'Trust is broken' - France condemns US over spy reports
Francois Hollande has condemned as "unacceptable" reported spying by the US on himself and other French leaders. The French president warned his country would not tolerate actions that threaten its security.
The warning came after an emergency meeting of ministers and army and intelligence commanders following revelations by the online whistleblower WikiLeaks that the US National Security Agency (NSA) had tapped the phones of Mr Hollande and his two predecessors, Nicolas Sarkozy and Jacques Chirac.
The allegations that the US was spying on its close ally for political, economic and diplomatic intelligence have sparked a political storm in France, whose parliament is currently finalising a new bill that would give French intelligence agencies sweeping new powers to monitor phone metadata and online activities.
The Elysée, the president's office, said that "these are unacceptable facts that have already arisen between the United States and France, particularly in late 2013 at the time of the first (spying) revelations during the state visit of the President of the Republic to the United States in February 2014.
"At the time, commitments were made by US authorities. They should be remembered and strictly observed," said the statement issued after the emergency defence council meeting yesterday.

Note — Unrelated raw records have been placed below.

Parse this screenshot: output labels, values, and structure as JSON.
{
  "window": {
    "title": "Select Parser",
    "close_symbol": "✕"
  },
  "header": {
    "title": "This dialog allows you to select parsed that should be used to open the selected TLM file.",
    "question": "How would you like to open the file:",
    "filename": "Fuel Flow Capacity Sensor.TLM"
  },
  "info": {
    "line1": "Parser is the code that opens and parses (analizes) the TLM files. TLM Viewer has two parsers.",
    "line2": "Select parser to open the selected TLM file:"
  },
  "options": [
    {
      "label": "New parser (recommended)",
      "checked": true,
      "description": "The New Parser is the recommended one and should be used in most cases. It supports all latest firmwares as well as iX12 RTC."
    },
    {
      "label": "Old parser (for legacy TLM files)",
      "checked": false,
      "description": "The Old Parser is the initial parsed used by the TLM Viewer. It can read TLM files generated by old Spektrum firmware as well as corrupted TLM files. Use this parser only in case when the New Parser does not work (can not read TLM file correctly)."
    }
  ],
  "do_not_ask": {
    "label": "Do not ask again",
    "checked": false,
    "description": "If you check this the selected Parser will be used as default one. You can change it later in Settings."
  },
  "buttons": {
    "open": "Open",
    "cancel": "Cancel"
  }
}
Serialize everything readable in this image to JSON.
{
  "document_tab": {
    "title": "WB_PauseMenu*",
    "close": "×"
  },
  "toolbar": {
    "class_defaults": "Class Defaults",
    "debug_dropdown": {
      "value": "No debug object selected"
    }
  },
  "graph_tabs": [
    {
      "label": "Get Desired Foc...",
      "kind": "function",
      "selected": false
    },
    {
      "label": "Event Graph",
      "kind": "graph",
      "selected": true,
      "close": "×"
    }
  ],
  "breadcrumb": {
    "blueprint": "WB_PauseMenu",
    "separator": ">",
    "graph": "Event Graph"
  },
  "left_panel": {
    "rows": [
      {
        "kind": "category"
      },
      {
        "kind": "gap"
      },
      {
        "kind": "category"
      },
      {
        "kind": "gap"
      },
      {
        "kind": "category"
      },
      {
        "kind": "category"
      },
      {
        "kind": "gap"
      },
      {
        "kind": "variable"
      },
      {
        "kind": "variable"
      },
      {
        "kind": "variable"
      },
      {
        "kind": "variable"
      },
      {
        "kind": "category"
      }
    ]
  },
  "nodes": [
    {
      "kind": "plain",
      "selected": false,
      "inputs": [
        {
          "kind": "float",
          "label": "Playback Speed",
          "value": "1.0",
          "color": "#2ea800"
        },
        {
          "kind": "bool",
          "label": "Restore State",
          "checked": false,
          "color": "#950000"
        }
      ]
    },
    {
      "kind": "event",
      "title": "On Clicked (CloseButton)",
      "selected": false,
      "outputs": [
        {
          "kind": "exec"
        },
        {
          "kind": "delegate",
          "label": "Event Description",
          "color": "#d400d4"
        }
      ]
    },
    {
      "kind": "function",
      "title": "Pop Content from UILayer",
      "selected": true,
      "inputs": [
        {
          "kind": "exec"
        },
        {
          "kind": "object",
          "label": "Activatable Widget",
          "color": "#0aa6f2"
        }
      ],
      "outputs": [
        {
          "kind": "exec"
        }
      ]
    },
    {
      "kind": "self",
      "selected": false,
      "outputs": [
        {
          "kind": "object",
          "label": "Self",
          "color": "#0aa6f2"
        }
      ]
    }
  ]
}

"France, which has further strengthened its control and protection, will not tolerate anything that could jeopardise the security and protection of its interests," it added.
The French foreign ministry summoned the US ambassador to discuss the matter, a French diplomatic source said.

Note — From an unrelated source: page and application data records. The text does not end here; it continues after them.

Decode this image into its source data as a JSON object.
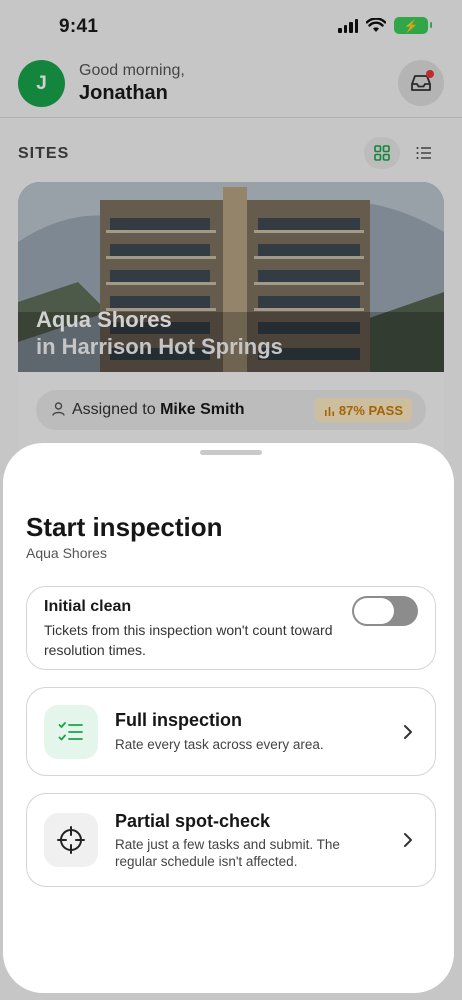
{
  "status_bar": {
    "time": "9:41"
  },
  "header": {
    "avatar_initial": "J",
    "greeting": "Good morning,",
    "username": "Jonathan"
  },
  "sites": {
    "label": "SITES",
    "card": {
      "title": "Aqua Shores",
      "subtitle": "in Harrison Hot Springs",
      "assigned_prefix": "Assigned to ",
      "assigned_name": "Mike Smith",
      "pass_rate": "87% PASS"
    }
  },
  "sheet": {
    "title": "Start inspection",
    "subtitle": "Aqua Shores",
    "initial_clean": {
      "title": "Initial clean",
      "description": "Tickets from this inspection won't count toward resolution times.",
      "enabled": false
    },
    "options": [
      {
        "title": "Full inspection",
        "description": "Rate every task across every area."
      },
      {
        "title": "Partial spot-check",
        "description": "Rate just a few tasks and submit. The regular schedule isn't affected."
      }
    ]
  },
  "colors": {
    "brand_green": "#19a34a",
    "pass_badge_bg": "#fbe8c3",
    "pass_badge_text": "#c77a05"
  }
}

Late on Tuesday, Wikileaks published documents it says show that the NSA spied on top French government figures from at least 2006 until 2012.

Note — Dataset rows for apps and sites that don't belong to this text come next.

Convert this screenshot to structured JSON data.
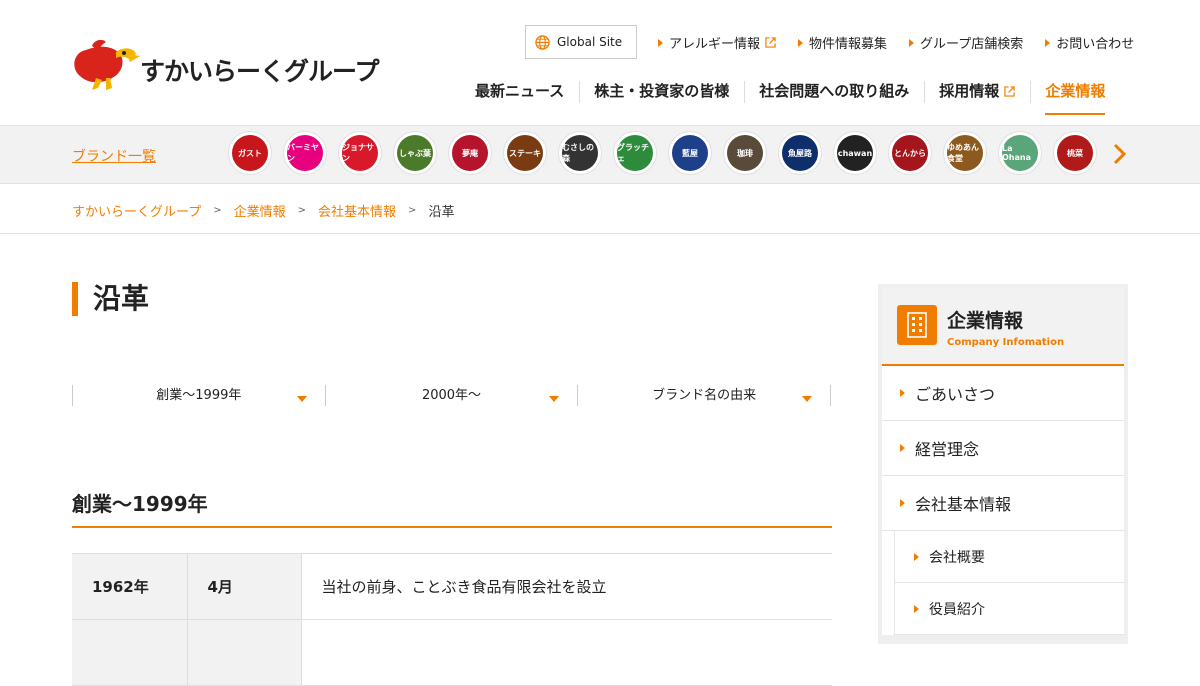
{
  "header": {
    "logo_text": "すかいらーくグループ",
    "global_site": "Global Site",
    "util_links": [
      {
        "label": "アレルギー情報",
        "external": true
      },
      {
        "label": "物件情報募集",
        "external": false
      },
      {
        "label": "グループ店舗検索",
        "external": false
      },
      {
        "label": "お問い合わせ",
        "external": false
      }
    ],
    "nav": [
      {
        "label": "最新ニュース"
      },
      {
        "label": "株主・投資家の皆様"
      },
      {
        "label": "社会問題への取り組み"
      },
      {
        "label": "採用情報"
      },
      {
        "label": "企業情報"
      }
    ]
  },
  "brands": {
    "title": "ブランド一覧",
    "items": [
      {
        "label": "ガスト",
        "color": "#c8161d"
      },
      {
        "label": "バーミヤン",
        "color": "#e6007e"
      },
      {
        "label": "ジョナサン",
        "color": "#d7192b"
      },
      {
        "label": "しゃぶ葉",
        "color": "#4a7a2a"
      },
      {
        "label": "夢庵",
        "color": "#b5142c"
      },
      {
        "label": "ステーキ",
        "color": "#7a3b12"
      },
      {
        "label": "むさしの森",
        "color": "#333333"
      },
      {
        "label": "グラッチェ",
        "color": "#2d8c3c"
      },
      {
        "label": "藍屋",
        "color": "#1e3f8a"
      },
      {
        "label": "珈琲",
        "color": "#5a4a3a"
      },
      {
        "label": "魚屋路",
        "color": "#0e2f6b"
      },
      {
        "label": "chawan",
        "color": "#222222"
      },
      {
        "label": "とんから",
        "color": "#a5151c"
      },
      {
        "label": "ゆめあん食堂",
        "color": "#8c5a1e"
      },
      {
        "label": "La Ohana",
        "color": "#5aa57a"
      },
      {
        "label": "桃菜",
        "color": "#b01a1a"
      }
    ]
  },
  "breadcrumb": {
    "items": [
      "すかいらーくグループ",
      "企業情報",
      "会社基本情報"
    ],
    "current": "沿革",
    "separator": ">"
  },
  "page_title": "沿革",
  "anchor_tabs": [
    {
      "label": "創業～1999年"
    },
    {
      "label": "2000年～"
    },
    {
      "label": "ブランド名の由来"
    }
  ],
  "section": {
    "heading": "創業～1999年",
    "rows": [
      {
        "year": "1962年",
        "month": "4月",
        "event": "当社の前身、ことぶき食品有限会社を設立"
      },
      {
        "year": "",
        "month": "",
        "event": ""
      }
    ]
  },
  "sidebar": {
    "title": "企業情報",
    "subtitle": "Company Infomation",
    "items": [
      {
        "label": "ごあいさつ"
      },
      {
        "label": "経営理念"
      },
      {
        "label": "会社基本情報"
      }
    ],
    "subitems": [
      {
        "label": "会社概要"
      },
      {
        "label": "役員紹介"
      }
    ]
  },
  "colors": {
    "accent": "#f07d00",
    "strip_bg": "#f2f2f2",
    "table_head_bg": "#f2f2f2"
  }
}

The White House insisted it was not targeting Mr Hollande's communications and will not do so, but it did not address what surveillance might have been done in the past.
The documents released by WikiLeaks also revealed that Mr Hollande approved secret meetings on the consequences of a Greek exit from the eurozone as early as 2012.
The documents show that the NSA was tapping the mobile phone numbers of numerous officials in the Elysée, up to and including the president, the prime minister and other ministers.
French government spokesman Stephane Le Foll said: "We find it hard to understand or imagine what motivates an ally to spy on allies who are often on the same strategic positions in world affairs".
Claude Gueant, Mr Sarkozy's former chief of staff and one of the reported targets of the NSA, said: "Considering the very close relationship we have with the United States, considering the fact we are extremely loyal allies, I feel like trust has been broken."